Using the Pitch F/X data on fangraphs.com we can see how hitters reacted to Rogers in Colorado and note any changes in approach against him as a member of the Indians. Specifically, we’ll examine the the O-Swing% (the percentage of pitches a batters wings at outside the strike zone), Z-Swing% (percentage of pitches a batter swings at inside the strike zone), Swing% (the overall percentage of pitches a batter swings at), Zone% (overall percentage of pitches a hitters sees in the strike zone), and SwStr% (the percentage of pitches a batter swings and misses on).
From the data presented above we see the following trends:
- The percentages of pitches that players are swinging at outside the strike zone (O-Swing%) has increased dramatically from 27.3% to 36.8%, which is much higher than his career average of 26.1%.
- The percentage of pitches that players are swinging at in the strike zone (Z-Swing%) has decreased from 68% with the Rockies to 62.5% with the Indians, which is much lower than his career average of 68.2%.
- The percentage of pitches that a player swings at (Swing%) has increased from 44.5% while with the Rockies to 48.0% with the Indians, which is much higher than his career average of 45.6%.
- The amount of pitches a hitter sees in the strike zone has remained relatively unchanged at 42.3% with the Rockies and 43.6% with the Indians. Both numbers are slightly below his career average of 46.3%.
- The amount of pitches at which hitters swing and miss (SwStr%) has increased dramatically from 9.6% with the Rockies to 12.5% with the Indians, which is well above his career average of 8.6%.
- The amount of first-pitch strikes has increased from 58.0% with the Rockies to 62.7% with the Indians.
After looking at possible mechanical changes that Rogers may have made, examining his approach against the opposition in terms of pitch selection, and looking at how hitters have responded to him as an Indian the conclusion I draw is that Rogers is the same pitcher in Cleveland that he was in Colorado with much better results.
One of the biggest differences between the positive results he’s had in Cleveland versus the negative results he had in Colorado has to do with Rogers’ command of the strike zone. With the Rockies he threw 39% (222 of 565 pitches) for balls as opposed to only 33% (100 of 303 pitches) for balls with the Indians.
Another difference has much to do with the plate discipline of the hitters that he’s facing. At some point in the near future, American League hitters might stop swinging at so many pitches out of the strike zone and force Rogers to come over the plate. When this happens we will see the walk totals creep up, and since hitters will be working in more favorable counts we are more than likely going to see a higher batting average against.
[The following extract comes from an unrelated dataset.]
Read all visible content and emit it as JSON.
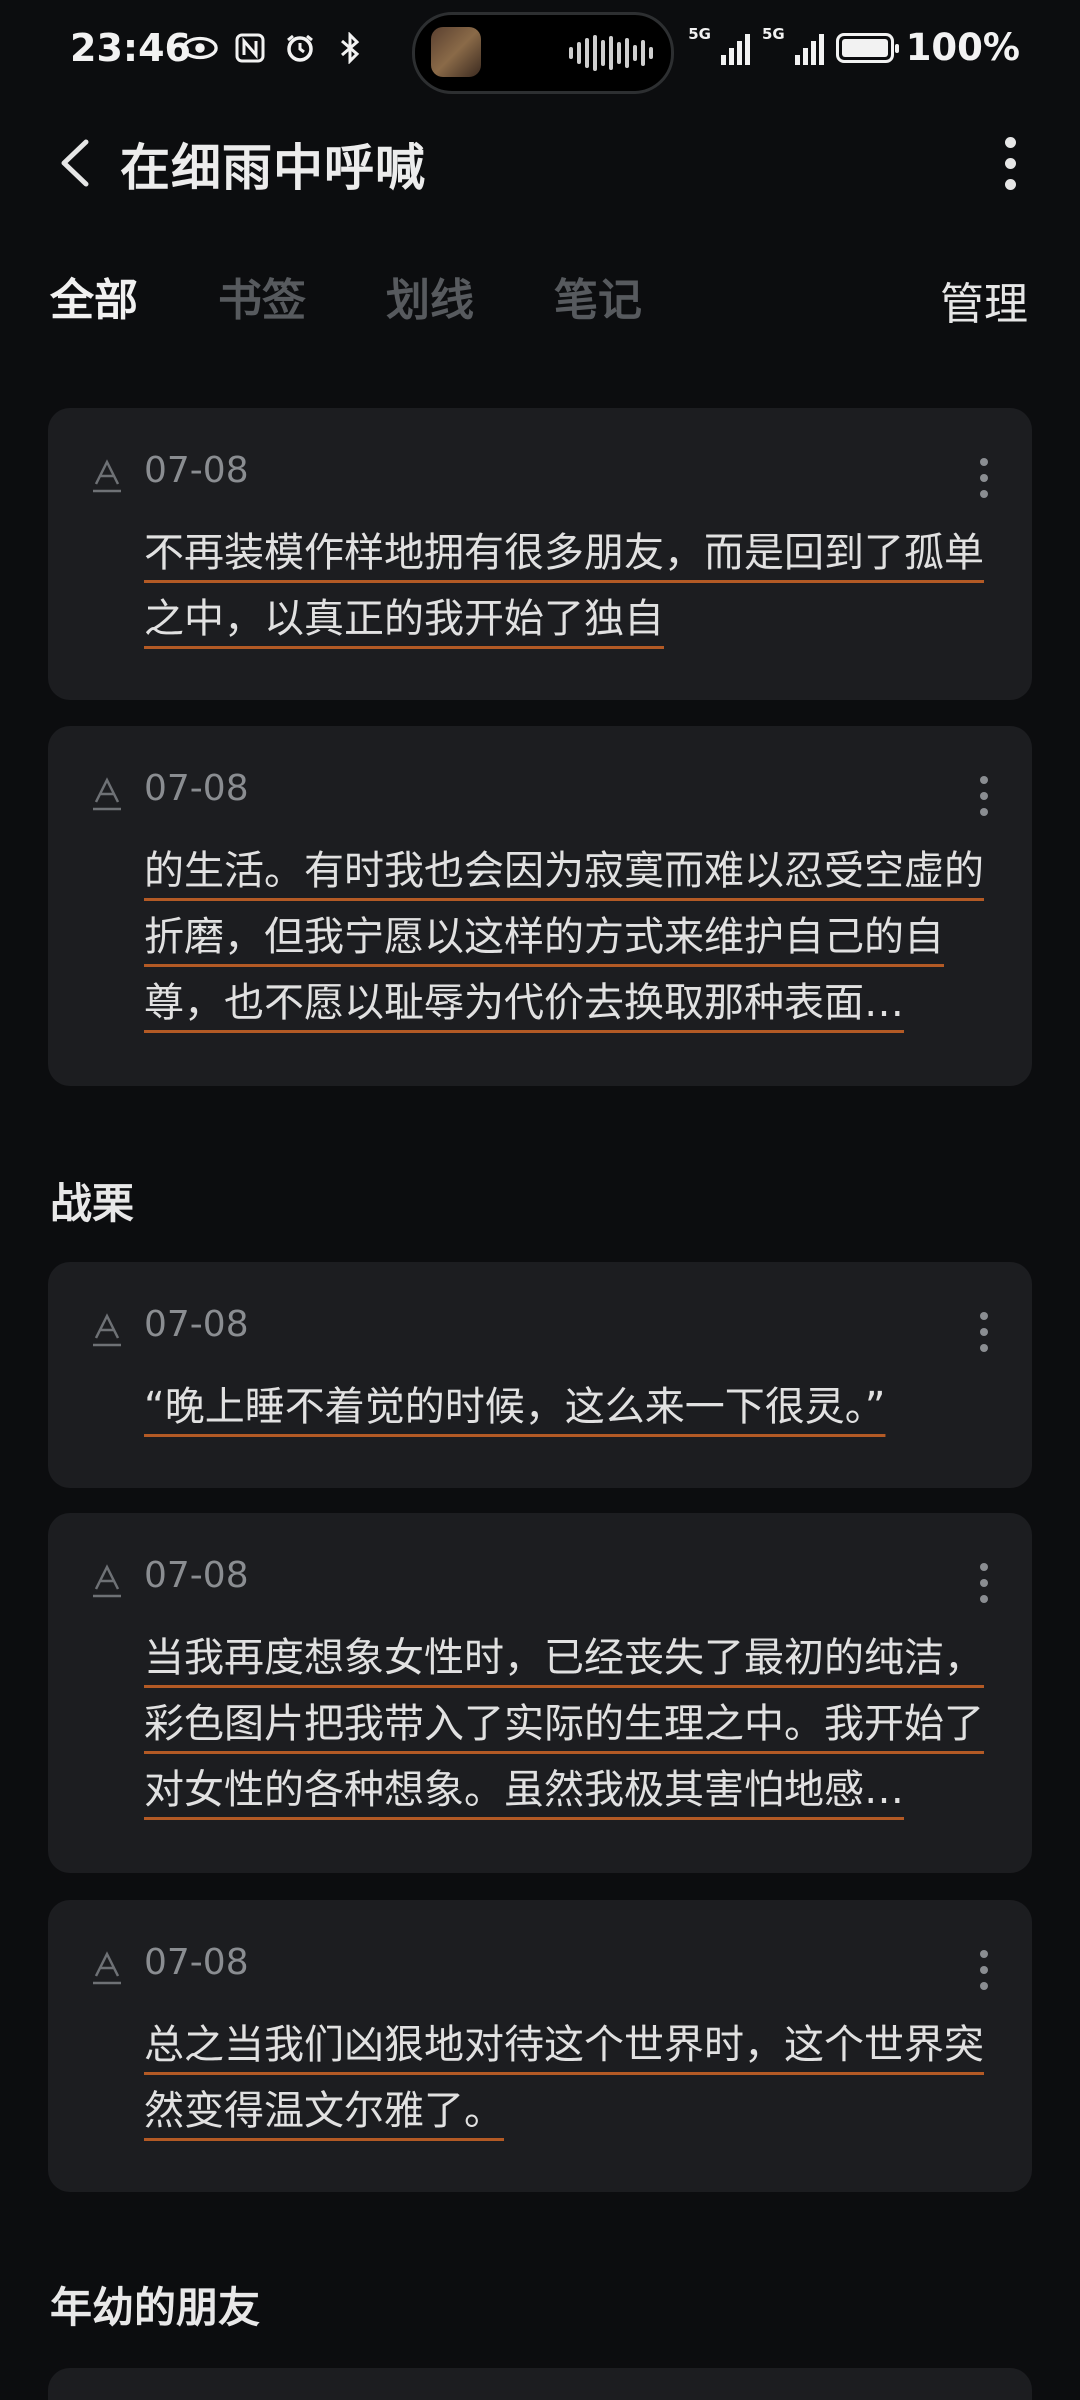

When this occurs I wouldn’t be surprised to see the Indians move him off the extreme third base side of the rubber, which would enable him to not have to come across the hitting zone every time he attempted to hit the outside corner against right-handed batters and afford him the ability to throw a flat slider without it ending up right over the plate. Additionally, moving on the rubber would give him more of the plate to work with against left-handed batters and allow him to take advantage of the natural tail he has on his fastball.